The U.S. response to terrorism, both domestic and transnational, has been rooted in ontological security, meaning that a state will seek to protect and perpetuate its own national identity, resulting in the U.S. government historically overlooking terrorism perpetrated by right-wing groups that aligned with a dominant American national identity.
The number of terror attacks in the U.S. known to be motivated by right-wing ideologies has grown by over 35% in the last 7 years.

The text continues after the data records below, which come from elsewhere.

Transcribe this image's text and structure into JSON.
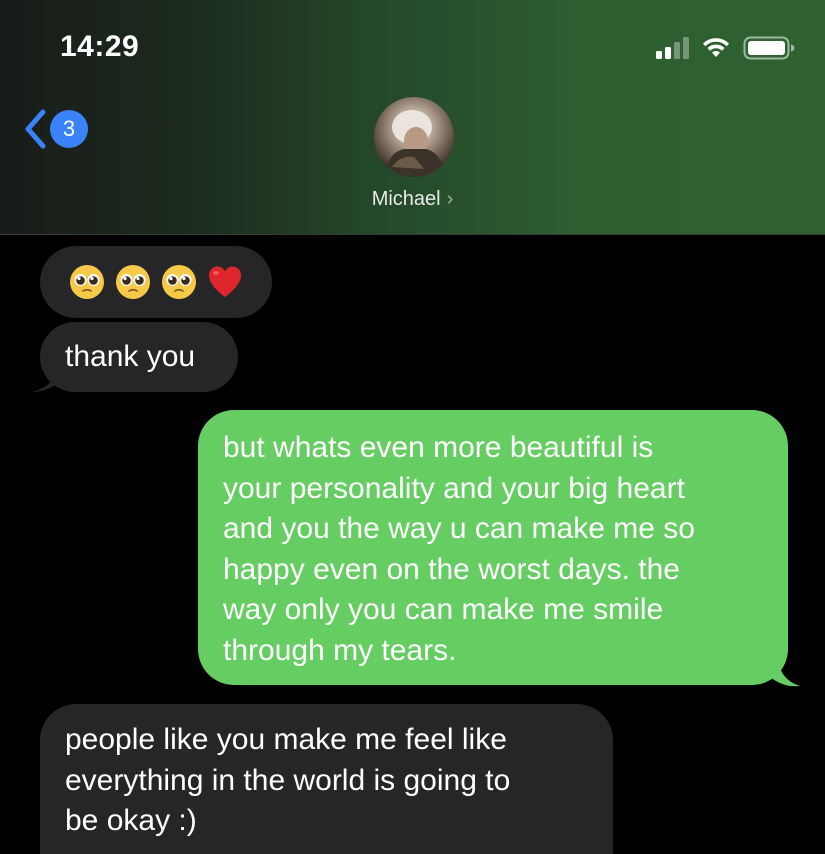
{
  "status_bar": {
    "time": "14:29"
  },
  "nav": {
    "unread_count": "3",
    "contact_name": "Michael",
    "contact_chevron": "›"
  },
  "messages": [
    {
      "direction": "incoming",
      "type": "emoji",
      "emojis": [
        "pleading-face",
        "pleading-face",
        "pleading-face",
        "red-heart"
      ]
    },
    {
      "direction": "incoming",
      "text": "thank you"
    },
    {
      "direction": "outgoing",
      "lines": [
        "but whats even more beautiful is",
        "your personality and your big heart",
        "and you the way u can make me so",
        "happy even on the worst days. the",
        "way only you can make me smile",
        "through my tears."
      ]
    },
    {
      "direction": "incoming",
      "lines": [
        "people like you make me feel like",
        "everything in the world is going to",
        "be okay :)"
      ]
    }
  ],
  "colors": {
    "incoming_bubble": "#262628",
    "outgoing_bubble": "#65cd62",
    "badge": "#3a82f7",
    "back_chevron": "#3a82f7"
  },
  "icons": {
    "signal": "cellular-signal-icon",
    "wifi": "wifi-icon",
    "battery": "battery-icon",
    "back": "back-chevron-icon"
  }
}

Peace Science has found that symbolic targets, gender relations, and threats to identity and privilege are more important to motivating right-wing terrorism than objections to policy or material or economic factors.
Context: Often, members of alt-right, white nationalist/supremacy organizations conduct violent acts that are considered isolated incidences and do not carry the
“After recent terrorist attacks, I have witnessed the proliferation of anti-Muslim rhetoric and the rise of right-wing extremist parties…this has led to an atmosphere of fear towards Muslims in countries where they are seen as a separate ethnic group or viewed as foreign.” Populist parties have gained support by capitalizing on concerns over the financial burdens of migration and the belief that migrants engage in crime, take jobs away from nationals, are a threat to national identity, or have religious practices incompatible with modern society.
Symbolic targets and threats to identity privilege are more important to motivating right-wing terrorism than objections to policy or economic factors.